About this task: Check every line of the entries below for the word "Painter". Then give the number of lines that have it, with nothing added.

*** Data Section Begins ***

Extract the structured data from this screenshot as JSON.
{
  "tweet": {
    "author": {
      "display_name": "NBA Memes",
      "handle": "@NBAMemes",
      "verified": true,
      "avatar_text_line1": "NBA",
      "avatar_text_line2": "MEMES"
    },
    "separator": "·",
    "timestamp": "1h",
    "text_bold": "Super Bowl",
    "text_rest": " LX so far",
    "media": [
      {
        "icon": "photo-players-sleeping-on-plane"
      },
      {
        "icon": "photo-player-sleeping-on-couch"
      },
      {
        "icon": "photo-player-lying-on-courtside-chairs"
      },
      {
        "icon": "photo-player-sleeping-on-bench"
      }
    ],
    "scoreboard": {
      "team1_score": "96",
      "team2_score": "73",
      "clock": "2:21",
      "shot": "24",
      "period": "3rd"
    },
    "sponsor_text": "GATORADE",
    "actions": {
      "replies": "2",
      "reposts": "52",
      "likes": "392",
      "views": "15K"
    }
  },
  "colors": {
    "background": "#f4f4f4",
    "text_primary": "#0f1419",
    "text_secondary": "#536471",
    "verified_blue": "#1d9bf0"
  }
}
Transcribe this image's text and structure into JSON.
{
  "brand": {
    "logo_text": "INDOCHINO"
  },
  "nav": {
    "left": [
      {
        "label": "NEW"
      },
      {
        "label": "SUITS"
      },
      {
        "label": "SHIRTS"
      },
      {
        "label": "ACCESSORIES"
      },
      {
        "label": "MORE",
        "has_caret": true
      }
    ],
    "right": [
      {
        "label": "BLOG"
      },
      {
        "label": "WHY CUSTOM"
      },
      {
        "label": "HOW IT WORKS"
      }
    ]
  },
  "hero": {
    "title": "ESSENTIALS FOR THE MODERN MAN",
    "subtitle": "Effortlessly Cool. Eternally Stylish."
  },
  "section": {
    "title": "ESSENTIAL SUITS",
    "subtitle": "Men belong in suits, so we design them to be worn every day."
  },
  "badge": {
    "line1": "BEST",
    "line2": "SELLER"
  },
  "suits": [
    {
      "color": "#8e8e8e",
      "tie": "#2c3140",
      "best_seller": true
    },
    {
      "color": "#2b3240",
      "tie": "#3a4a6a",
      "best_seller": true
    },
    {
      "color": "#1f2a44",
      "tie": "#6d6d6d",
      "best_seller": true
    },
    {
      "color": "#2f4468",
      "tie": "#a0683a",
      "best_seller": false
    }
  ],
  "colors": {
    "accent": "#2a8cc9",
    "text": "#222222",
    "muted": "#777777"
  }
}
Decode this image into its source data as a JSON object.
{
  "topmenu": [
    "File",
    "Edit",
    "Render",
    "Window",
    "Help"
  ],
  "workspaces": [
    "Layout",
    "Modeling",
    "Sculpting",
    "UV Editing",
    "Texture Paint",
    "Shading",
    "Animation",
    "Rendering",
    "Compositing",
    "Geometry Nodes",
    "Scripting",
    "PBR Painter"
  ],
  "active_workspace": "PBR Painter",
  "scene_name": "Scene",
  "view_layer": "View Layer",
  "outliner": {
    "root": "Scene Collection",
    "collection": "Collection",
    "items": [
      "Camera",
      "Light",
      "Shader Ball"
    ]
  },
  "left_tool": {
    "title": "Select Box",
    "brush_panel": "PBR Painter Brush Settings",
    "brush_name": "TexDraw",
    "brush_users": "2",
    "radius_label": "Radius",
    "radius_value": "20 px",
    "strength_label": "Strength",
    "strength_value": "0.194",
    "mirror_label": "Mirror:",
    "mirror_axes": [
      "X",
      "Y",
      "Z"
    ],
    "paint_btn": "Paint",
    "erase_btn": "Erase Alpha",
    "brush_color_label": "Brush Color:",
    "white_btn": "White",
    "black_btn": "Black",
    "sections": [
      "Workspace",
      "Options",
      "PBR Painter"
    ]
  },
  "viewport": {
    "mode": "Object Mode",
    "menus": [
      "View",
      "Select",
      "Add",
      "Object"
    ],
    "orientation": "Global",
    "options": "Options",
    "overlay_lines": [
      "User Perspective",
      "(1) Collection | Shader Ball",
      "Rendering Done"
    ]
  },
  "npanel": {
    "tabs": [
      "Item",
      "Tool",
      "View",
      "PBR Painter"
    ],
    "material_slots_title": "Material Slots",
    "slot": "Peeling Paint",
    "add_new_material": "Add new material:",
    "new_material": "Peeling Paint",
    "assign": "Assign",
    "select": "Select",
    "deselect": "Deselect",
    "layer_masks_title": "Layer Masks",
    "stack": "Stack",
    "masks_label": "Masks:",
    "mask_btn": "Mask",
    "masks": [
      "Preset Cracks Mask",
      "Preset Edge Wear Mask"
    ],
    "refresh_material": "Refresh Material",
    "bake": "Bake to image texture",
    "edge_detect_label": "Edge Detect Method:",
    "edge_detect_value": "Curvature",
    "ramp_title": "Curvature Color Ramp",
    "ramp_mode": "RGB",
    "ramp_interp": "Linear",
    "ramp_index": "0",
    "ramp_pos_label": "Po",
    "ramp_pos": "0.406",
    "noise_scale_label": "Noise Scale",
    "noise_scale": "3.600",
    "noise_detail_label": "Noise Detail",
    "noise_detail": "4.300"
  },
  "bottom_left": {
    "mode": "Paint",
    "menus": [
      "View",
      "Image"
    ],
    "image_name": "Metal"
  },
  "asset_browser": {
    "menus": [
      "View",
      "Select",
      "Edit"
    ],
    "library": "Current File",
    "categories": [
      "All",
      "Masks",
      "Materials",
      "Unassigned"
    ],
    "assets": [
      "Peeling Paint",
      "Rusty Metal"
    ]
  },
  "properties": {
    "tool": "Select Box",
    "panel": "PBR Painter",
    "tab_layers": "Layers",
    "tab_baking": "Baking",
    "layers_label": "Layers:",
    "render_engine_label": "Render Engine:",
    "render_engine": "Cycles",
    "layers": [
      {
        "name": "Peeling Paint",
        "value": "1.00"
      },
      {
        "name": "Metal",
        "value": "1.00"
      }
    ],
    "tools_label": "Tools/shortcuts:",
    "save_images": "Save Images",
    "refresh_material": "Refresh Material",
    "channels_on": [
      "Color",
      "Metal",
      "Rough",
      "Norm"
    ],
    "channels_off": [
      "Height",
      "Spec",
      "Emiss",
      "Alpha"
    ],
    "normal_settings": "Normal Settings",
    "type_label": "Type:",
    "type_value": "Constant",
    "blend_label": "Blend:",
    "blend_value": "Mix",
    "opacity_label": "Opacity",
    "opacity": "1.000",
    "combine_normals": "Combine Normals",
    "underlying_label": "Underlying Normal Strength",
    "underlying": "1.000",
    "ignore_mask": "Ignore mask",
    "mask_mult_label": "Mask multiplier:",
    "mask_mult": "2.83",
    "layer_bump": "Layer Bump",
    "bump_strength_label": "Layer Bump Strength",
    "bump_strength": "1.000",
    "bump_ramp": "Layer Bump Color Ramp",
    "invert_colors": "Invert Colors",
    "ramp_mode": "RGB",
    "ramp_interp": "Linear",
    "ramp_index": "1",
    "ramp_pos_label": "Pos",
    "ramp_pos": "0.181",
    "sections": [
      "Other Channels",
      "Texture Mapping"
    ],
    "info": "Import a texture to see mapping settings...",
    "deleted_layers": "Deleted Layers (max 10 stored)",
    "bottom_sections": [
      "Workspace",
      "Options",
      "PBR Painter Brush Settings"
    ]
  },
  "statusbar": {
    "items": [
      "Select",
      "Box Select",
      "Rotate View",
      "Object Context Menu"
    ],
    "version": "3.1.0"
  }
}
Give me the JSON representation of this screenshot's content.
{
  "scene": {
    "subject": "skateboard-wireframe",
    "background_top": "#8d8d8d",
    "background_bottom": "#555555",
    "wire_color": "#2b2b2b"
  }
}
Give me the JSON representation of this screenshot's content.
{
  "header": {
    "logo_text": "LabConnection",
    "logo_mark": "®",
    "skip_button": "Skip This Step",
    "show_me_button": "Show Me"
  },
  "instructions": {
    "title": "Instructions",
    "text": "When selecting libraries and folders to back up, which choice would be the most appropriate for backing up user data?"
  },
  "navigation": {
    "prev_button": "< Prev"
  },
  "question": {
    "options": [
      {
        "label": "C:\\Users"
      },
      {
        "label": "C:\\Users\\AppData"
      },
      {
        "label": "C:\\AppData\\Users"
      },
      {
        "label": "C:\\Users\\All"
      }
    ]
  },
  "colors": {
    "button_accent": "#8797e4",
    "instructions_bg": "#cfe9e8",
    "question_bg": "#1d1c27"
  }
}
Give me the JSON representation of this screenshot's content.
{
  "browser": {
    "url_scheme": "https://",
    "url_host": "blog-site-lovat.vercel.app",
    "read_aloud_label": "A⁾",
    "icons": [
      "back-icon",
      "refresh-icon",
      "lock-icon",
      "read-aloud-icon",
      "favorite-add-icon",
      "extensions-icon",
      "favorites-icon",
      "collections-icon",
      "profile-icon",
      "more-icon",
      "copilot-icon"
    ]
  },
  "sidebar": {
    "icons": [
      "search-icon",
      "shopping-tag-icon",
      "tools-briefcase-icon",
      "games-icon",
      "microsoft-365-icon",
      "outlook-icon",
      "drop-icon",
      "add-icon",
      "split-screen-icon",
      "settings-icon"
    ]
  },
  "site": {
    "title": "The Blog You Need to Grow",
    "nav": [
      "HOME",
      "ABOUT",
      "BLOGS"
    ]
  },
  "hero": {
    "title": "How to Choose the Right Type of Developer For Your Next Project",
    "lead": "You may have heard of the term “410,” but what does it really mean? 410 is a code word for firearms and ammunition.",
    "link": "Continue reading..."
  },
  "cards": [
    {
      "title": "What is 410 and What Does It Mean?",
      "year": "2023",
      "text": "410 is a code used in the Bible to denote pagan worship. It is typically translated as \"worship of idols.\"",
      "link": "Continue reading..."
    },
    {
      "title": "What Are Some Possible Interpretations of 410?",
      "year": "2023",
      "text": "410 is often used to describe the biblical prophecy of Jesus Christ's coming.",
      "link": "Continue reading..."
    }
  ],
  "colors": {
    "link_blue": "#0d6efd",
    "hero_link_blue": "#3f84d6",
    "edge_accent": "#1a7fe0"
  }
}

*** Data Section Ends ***

Exercise result: 7